Assignment => Work out how many lines of the data below hold the string "icon". Answer with that number alone.

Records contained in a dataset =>
++++++++
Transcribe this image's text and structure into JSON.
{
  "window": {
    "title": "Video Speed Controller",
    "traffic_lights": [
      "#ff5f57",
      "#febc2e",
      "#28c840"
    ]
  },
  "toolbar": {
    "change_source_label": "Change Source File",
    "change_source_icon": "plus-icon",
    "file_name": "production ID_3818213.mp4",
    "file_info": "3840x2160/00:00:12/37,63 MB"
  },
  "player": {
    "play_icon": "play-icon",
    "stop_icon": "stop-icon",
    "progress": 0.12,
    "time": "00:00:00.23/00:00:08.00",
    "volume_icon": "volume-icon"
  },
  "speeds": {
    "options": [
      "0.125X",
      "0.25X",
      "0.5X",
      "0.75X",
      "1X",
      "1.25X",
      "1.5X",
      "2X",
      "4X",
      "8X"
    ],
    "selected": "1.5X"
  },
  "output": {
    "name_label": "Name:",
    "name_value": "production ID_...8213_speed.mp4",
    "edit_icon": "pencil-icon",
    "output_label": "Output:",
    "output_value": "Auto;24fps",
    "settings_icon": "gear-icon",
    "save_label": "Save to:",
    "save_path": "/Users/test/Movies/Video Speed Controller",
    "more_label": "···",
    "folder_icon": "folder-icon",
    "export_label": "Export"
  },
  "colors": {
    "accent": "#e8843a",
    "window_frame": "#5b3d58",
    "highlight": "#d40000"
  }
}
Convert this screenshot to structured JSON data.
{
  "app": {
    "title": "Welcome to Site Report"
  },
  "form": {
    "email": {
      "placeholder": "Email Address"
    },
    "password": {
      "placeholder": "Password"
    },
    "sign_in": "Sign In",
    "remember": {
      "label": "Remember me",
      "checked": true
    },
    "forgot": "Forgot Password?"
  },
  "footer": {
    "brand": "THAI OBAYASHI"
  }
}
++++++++
Result => 7